Christus vivit: I find heaven in a picture and in sports
Areas needing to be developed
224. Many young people have come to appreciate silence and closeness to God. Groups that gather to adore the Blessed Sacrament or to pray with the word of God have also increased. We should never underestimate the ability of young people to be open to contemplative prayer. We need only find the right ways and means to help them embark on this precious experience. When it comes to worship and prayer, “in many settings, young Catholics are asking for prayer opportunities and sacramental celebrations capable of speaking to their daily lives through a fresh, authentic and joyful liturgy”. It is important to make the most of the great moments of the liturgical year, particularly Holy Week, Pentecost and Christmas. But other festive occasions can provide a welcome break in their routine and help them experience the joy of faith.
225. Christian service represents a unique opportunity for growth and openness to God’s gifts of faith and charity. Many young people are attracted by the possibility of helping others, especially children and the poor. Often this service is the first step to a discovery or rediscovery of life in Christ and the Church.
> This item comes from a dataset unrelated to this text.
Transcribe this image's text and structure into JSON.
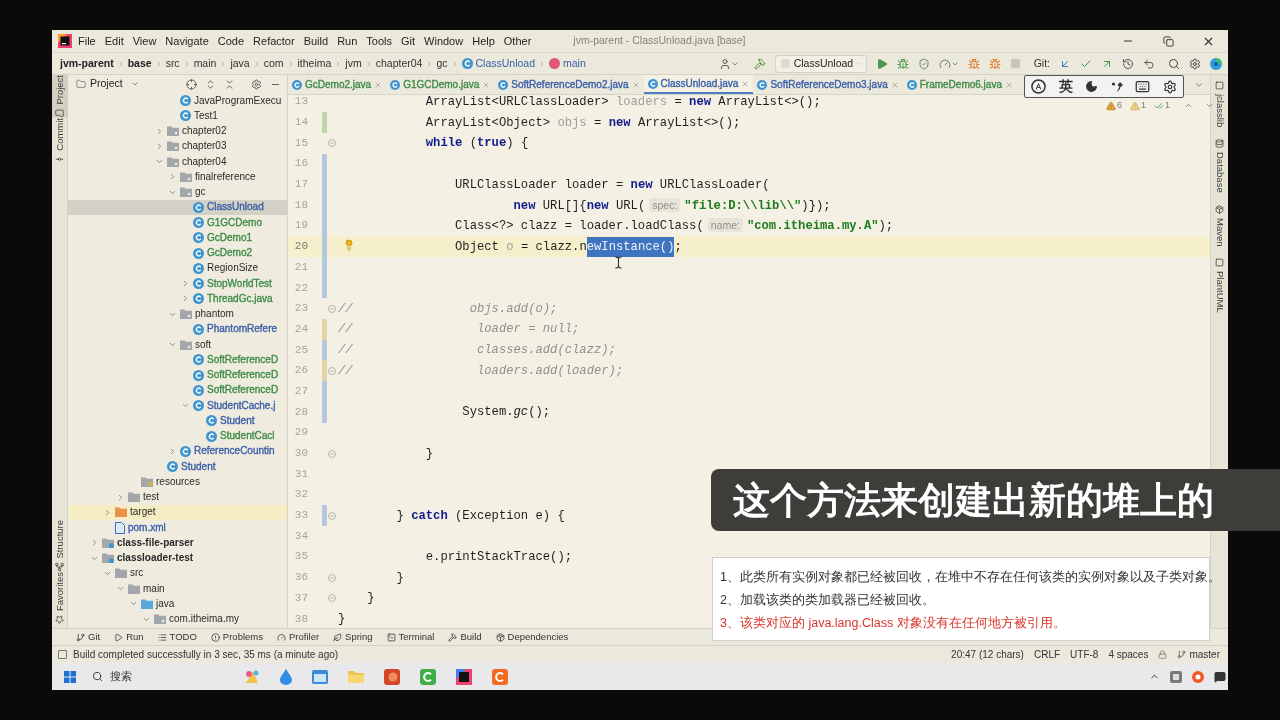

Many young people grow weary of our programmes of doctrinal and spiritual formation, and at times demand a chance to be active participants in activities that benefit others.
226. Nor can we overlook the importance of the arts, like theatre, painting, and others. “Music is particularly important, representing as it does a real environment in which the young are constantly immersed, as well as a culture and a language capable of arousing emotion and shaping identity. The language of music also represents a pastoral resource with a particular bearing on the liturgy and its renewal”. Singing can be a great incentive to young people as they make their way through life. As Saint Augustine says: “Sing, but continue on your journey. Do not grow lazy, but sing to make the way more enjoyable. Sing, but keep going… If you make progress, you will continue your journey, but be sure that your progress is in virtue, true faith and right living. Sing then, and keep walking”.
227. “Equally significant is the emphasis that young people place on sports; the Church should not underestimate the potential of sports for education and formation, but instead maintain a strong presence there. The world of sport needs to be helped to overcome some of its problematic aspects, such as the idolization of champions, subservience to commercial interests and the ideology of success at any cost”. At the heart of the experience of sport is “joy: the joy of exercising, of being together, of being alive and rejoicing in the gifts the Creator gives us each day”. Some Fathers of the Church used the example of the training of athletes to encourage the young to develop their strength and to overcome idleness and boredom. Saint Basil the Great, writing to young people, used the effort demanded by athletics to illustrate the value of self-sacrifice as a means of growth in virtue: “These men endure sufferings beyond number, they use many means to build their strength, they sweat constantly as they train… in a word, they so discipline themselves that their whole life prior to the contest is but a preparation for it… How then can we, who have been promised rewards so wondrous in number and in splendour that no tongue can recount them, even think of winning them if we do nothing other than spend our lives in leisure and make but half-hearted efforts?”
228. Nature holds a special attraction for many adolescents and young people who recognize our need to care for the environment. Such is the case with the scouting movement and other groups that encourage closeness to nature, camping trips, hiking, expeditions and campaigns to improve the environment. In the spirit of Saint Francis of Assisi, these experiences can be a real initiation into the school of universal fraternity and contemplative prayer.